Learn how to make pancakes with these foolproof step-by-step directions. Served with sugar and lemon, these pancakes are a favourite.
250g plain flour
¼ tsp of salt
butter for frying
caster sugar and fresh lemons to serve
With a sieve, sift the flour and salt into a large mixing bowl. Break the eggs into a bowl and then add to the flour mixture. Pour in half of the milk and whisk briskly. Add the remaining milk and whisk until the batter is smooth.
Heat a 20cm non-stick frying pan over medium-high heat. Add a small knob of butter and swirl the pan to coat the bottom.
Don’t wait until the pan is smoking hot. The butter will burn. Rather, flick a drop of water into the pan; if it sizzles, you are ready to add the pancake batter.
Using a ladle, pour the pancake batter into the pan, then tilt the pan to spread the mixture out evenly. Aim for approximately 3 tablespoons of batter. As your pancake sets, you will see small bubbles forming on its surface. Once you notice bubbles, shake the pan to see if the pancake is loose. Once the pancake is loose, and the edges have cooked a bit, it is time to flip. This should only take about a minute at the most.¬
Depending your pan, as well as your hob, you may notice that you start out well with your first pancake on medium-high heat, but that the pan quickly gets too hot. If you notice a lot of sizzling or smoking, turn down the heat to medium. Often starting at medium-high and turning to medium after you flip your first pancake works well.
Flip the pancake over with a palette knife or spatula.
Let the pancake cook on the other side for about 30 seconds; it should cook no more than half as long on this side as it took to cook the first side.
Check to see that the last side is a nice golden brown, then slide your pancake onto a plate and top with caster sugar and a squeeze of lemon. Add more butter to your pan and cook the remaining pancakes as stated above from step five onwards.
Keeping them warm
If you aren’t serving the pancakes as you make them, keep them warm by stacking them on a plate covered with foil. You can even keep them covered in a low oven, if desired.
Solving common pancake problems:
My first pancake isn’t browning
If your first pancake is helplessly pale, your pan is most likely not hot enough. Remember that you don’t want a smoking pan and burnt butter, but a nicely heated pan that sizzles when a drop of water hits it. Often starting at medium-high heat, then turning the heat down to medium is a sure bet when cooking pancakes in a home kitchen.
My pancakes are sticking
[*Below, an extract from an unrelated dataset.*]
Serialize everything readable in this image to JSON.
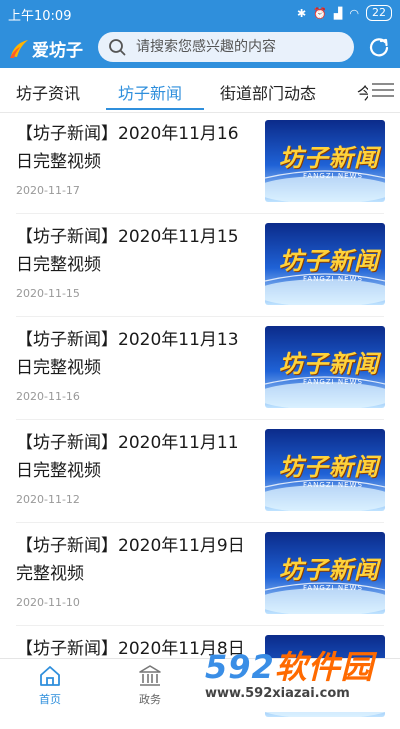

If your pan is old and the non-stick coating has worn off, you may indeed have issues with your pancakes sticking. Using a good non-stick pan is the best way to ensure that your pancakes won’t stick, as adding more butter will simply result in disappointingly greasy pancakes. If you don’t use non-stick pans, make sure your pan is very well seasoned.
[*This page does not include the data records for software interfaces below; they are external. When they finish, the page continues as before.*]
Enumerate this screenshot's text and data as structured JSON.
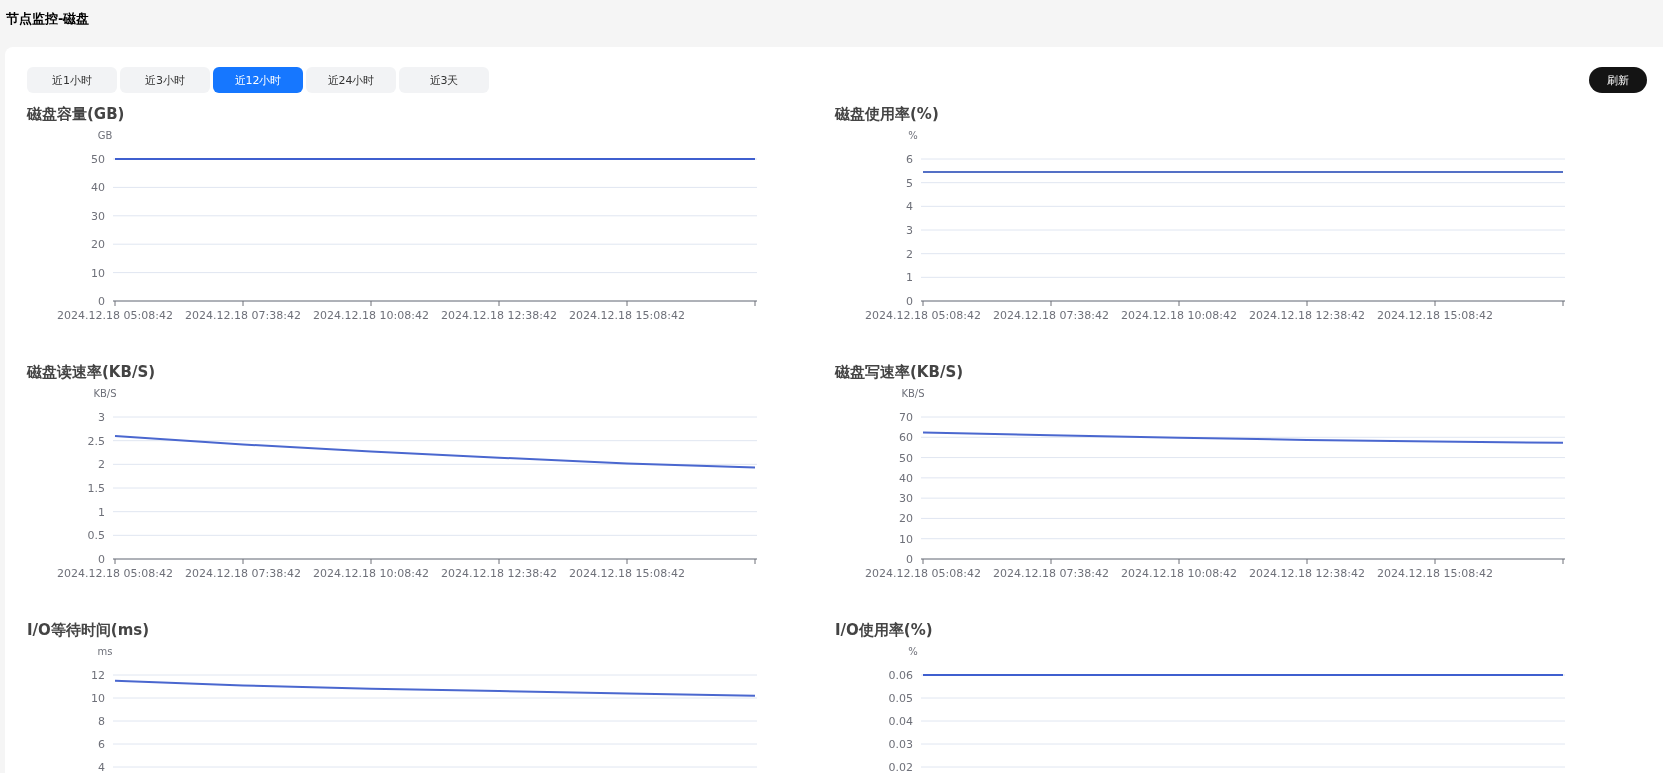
{
  "page_title": "节点监控-磁盘",
  "tabs": [
    {
      "label": "近1小时",
      "selected": false
    },
    {
      "label": "近3小时",
      "selected": false
    },
    {
      "label": "近12小时",
      "selected": true
    },
    {
      "label": "近24小时",
      "selected": false
    },
    {
      "label": "近3天",
      "selected": false
    }
  ],
  "refresh_button": "刷新",
  "charts": [
    {
      "chart_data": {
        "type": "line",
        "grid": true,
        "title": "磁盘容量(GB)",
        "ylabel": "GB",
        "categories": [
          "2024.12.18 05:08:42",
          "2024.12.18 07:38:42",
          "2024.12.18 10:08:42",
          "2024.12.18 12:38:42",
          "2024.12.18 15:08:42",
          null
        ],
        "ylim": [
          0,
          50
        ],
        "yticks": [
          0,
          10,
          20,
          30,
          40,
          50
        ],
        "series": [
          {
            "color": "#3f5fcf",
            "values": [
              50,
              50,
              50,
              50,
              50,
              50
            ]
          }
        ]
      }
    },
    {
      "chart_data": {
        "type": "line",
        "grid": true,
        "title": "磁盘使用率(%)",
        "ylabel": "%",
        "categories": [
          "2024.12.18 05:08:42",
          "2024.12.18 07:38:42",
          "2024.12.18 10:08:42",
          "2024.12.18 12:38:42",
          "2024.12.18 15:08:42",
          null
        ],
        "ylim": [
          0,
          6
        ],
        "yticks": [
          0,
          1,
          2,
          3,
          4,
          5,
          6
        ],
        "series": [
          {
            "color": "#5470c6",
            "values": [
              5.45,
              5.45,
              5.45,
              5.45,
              5.45,
              5.45
            ]
          }
        ]
      }
    },
    {
      "chart_data": {
        "type": "line",
        "grid": true,
        "title": "磁盘读速率(KB/S)",
        "ylabel": "KB/S",
        "categories": [
          "2024.12.18 05:08:42",
          "2024.12.18 07:38:42",
          "2024.12.18 10:08:42",
          "2024.12.18 12:38:42",
          "2024.12.18 15:08:42",
          null
        ],
        "ylim": [
          0,
          3
        ],
        "yticks": [
          0,
          0.5,
          1,
          1.5,
          2,
          2.5,
          3
        ],
        "series": [
          {
            "color": "#4a67cf",
            "values": [
              2.6,
              2.42,
              2.27,
              2.14,
              2.02,
              1.93
            ]
          }
        ]
      }
    },
    {
      "chart_data": {
        "type": "line",
        "grid": true,
        "title": "磁盘写速率(KB/S)",
        "ylabel": "KB/S",
        "categories": [
          "2024.12.18 05:08:42",
          "2024.12.18 07:38:42",
          "2024.12.18 10:08:42",
          "2024.12.18 12:38:42",
          "2024.12.18 15:08:42",
          null
        ],
        "ylim": [
          0,
          70
        ],
        "yticks": [
          0,
          10,
          20,
          30,
          40,
          50,
          60,
          70
        ],
        "series": [
          {
            "color": "#4a67cf",
            "values": [
              62.3,
              61,
              59.8,
              58.7,
              57.9,
              57.3
            ]
          }
        ]
      }
    },
    {
      "chart_data": {
        "type": "line",
        "grid": true,
        "title": "I/O等待时间(ms)",
        "ylabel": "ms",
        "categories": [
          null,
          null,
          null,
          null,
          null,
          null
        ],
        "ylim": [
          4,
          12
        ],
        "yticks": [
          4,
          6,
          8,
          10,
          12
        ],
        "series": [
          {
            "color": "#4a67cf",
            "values": [
              11.5,
              11.1,
              10.8,
              10.6,
              10.4,
              10.2
            ]
          }
        ]
      }
    },
    {
      "chart_data": {
        "type": "line",
        "grid": true,
        "title": "I/O使用率(%)",
        "ylabel": "%",
        "categories": [
          null,
          null,
          null,
          null,
          null,
          null
        ],
        "ylim": [
          0.02,
          0.06
        ],
        "yticks": [
          0.02,
          0.03,
          0.04,
          0.05,
          0.06
        ],
        "series": [
          {
            "color": "#3f5fcf",
            "values": [
              0.06,
              0.06,
              0.06,
              0.06,
              0.06,
              0.06
            ]
          }
        ]
      }
    }
  ]
}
My pancakes are stodgy
You want a thin, lacy pancake that is almost transparent in spots. If your pancakes are thick and stodgy, you are most likely adding too much batter for the size of your frying pan. Three tablespoons, or 45ml, of batter is just right for a 20cm (8 in) pan.